## Task item
Pull every line with "DD皆可" from the entries below.

## The records
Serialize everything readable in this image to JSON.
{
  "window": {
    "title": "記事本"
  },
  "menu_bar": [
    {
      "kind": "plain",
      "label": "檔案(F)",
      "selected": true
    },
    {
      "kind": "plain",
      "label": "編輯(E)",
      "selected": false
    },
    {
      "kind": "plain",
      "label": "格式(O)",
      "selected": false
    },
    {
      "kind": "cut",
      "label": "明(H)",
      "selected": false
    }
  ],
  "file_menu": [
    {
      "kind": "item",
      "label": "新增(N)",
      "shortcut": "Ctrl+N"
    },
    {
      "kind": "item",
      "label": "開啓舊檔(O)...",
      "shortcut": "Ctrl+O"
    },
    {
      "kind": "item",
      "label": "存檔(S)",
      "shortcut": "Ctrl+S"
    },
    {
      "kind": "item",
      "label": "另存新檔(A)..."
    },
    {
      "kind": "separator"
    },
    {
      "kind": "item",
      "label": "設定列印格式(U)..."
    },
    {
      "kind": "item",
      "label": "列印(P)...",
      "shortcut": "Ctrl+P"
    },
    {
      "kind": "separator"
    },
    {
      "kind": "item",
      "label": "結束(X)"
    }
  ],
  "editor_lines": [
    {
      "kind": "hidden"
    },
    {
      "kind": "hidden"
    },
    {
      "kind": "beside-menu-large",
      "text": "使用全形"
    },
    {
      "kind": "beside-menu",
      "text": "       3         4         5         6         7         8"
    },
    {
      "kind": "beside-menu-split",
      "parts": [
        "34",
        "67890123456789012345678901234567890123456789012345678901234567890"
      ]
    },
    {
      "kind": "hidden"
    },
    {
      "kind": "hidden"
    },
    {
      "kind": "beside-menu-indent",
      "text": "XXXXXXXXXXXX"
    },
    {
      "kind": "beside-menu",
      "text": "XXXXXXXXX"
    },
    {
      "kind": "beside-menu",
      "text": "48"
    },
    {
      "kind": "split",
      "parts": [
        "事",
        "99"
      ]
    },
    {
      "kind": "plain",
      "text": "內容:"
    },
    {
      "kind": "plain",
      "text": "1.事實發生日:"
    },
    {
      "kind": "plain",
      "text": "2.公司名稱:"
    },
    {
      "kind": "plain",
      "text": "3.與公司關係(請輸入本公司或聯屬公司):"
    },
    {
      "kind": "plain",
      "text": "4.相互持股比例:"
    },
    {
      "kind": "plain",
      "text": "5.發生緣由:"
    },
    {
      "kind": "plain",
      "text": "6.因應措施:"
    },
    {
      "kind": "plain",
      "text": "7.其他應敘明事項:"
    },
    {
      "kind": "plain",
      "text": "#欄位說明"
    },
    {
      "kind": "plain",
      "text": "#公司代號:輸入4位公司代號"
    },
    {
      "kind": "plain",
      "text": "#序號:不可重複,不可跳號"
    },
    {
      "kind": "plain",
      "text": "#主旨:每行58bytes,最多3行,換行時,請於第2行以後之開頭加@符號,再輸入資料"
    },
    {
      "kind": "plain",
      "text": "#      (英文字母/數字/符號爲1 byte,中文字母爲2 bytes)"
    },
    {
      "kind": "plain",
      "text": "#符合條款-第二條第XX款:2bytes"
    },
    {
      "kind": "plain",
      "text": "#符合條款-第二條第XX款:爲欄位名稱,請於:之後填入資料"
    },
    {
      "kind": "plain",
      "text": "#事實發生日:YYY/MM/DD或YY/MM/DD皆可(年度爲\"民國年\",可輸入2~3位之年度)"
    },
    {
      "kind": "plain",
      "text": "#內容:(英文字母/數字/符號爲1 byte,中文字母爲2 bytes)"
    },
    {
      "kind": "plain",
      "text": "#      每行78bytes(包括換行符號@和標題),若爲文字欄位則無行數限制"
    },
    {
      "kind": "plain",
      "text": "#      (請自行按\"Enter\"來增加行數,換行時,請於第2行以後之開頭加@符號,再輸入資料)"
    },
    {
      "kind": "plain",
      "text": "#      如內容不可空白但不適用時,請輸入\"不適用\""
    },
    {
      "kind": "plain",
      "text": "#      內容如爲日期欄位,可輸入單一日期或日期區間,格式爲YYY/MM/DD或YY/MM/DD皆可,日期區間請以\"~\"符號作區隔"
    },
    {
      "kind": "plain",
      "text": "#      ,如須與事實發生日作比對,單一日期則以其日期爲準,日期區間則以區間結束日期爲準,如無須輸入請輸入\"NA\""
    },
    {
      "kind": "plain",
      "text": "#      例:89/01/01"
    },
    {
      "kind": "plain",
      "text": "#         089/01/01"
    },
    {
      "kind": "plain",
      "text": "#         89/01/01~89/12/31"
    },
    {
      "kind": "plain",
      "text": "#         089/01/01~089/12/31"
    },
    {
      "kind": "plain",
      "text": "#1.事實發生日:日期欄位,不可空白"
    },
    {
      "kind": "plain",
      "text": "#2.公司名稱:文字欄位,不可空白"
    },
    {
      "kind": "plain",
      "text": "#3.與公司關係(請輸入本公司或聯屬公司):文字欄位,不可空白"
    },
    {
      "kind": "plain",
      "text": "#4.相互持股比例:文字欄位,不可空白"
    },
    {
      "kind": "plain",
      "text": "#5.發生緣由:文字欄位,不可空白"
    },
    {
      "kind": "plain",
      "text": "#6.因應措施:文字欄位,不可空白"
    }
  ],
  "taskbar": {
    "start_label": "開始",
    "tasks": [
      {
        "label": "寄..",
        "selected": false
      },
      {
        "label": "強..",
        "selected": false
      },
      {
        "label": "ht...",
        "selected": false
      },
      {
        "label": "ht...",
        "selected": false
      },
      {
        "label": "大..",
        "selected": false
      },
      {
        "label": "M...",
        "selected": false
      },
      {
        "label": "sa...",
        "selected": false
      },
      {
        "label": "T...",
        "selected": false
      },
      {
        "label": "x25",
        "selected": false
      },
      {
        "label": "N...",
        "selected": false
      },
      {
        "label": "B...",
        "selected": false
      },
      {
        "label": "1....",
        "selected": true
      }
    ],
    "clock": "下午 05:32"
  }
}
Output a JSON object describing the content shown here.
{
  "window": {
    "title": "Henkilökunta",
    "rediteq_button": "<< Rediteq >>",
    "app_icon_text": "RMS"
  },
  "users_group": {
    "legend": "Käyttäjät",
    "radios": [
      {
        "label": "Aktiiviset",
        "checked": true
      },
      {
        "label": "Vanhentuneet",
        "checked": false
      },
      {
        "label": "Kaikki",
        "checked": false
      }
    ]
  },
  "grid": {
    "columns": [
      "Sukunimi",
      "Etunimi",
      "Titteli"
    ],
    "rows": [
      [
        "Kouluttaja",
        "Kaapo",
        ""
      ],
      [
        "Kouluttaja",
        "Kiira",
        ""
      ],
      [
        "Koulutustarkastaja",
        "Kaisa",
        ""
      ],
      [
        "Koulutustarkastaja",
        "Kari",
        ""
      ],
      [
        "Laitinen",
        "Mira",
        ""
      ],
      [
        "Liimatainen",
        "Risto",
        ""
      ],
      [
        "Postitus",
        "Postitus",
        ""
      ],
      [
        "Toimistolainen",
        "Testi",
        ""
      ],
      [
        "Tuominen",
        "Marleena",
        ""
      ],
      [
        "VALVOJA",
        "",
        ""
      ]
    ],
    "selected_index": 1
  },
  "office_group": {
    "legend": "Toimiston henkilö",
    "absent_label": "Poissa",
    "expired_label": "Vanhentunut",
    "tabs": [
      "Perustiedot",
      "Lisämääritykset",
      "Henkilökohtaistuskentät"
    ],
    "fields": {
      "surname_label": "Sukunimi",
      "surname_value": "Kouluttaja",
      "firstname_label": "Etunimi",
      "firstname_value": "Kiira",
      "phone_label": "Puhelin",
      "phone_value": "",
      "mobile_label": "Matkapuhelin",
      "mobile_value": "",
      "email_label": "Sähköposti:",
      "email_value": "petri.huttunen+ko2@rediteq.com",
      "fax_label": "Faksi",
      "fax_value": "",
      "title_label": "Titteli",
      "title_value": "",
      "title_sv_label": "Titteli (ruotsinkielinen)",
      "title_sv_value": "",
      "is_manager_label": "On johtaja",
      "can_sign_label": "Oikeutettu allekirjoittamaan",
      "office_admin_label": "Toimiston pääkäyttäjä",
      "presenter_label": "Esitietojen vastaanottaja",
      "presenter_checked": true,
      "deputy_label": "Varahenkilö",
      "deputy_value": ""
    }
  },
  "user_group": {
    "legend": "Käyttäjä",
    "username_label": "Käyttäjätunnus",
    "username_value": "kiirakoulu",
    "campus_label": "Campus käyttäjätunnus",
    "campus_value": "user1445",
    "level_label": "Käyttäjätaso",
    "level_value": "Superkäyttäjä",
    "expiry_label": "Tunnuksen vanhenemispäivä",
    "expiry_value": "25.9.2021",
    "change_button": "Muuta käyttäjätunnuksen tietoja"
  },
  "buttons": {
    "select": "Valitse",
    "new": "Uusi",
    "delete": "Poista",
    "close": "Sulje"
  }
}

## Response box
      "text": "#事實發生日:YYY/MM/DD或YY/MM/DD皆可(年度爲\"民國年\",可輸入2~3位之年度)"
      "text": "#      內容如爲日期欄位,可輸入單一日期或日期區間,格式爲YYY/MM/DD或YY/MM/DD皆可,日期區間請以\"~\"符號作區隔"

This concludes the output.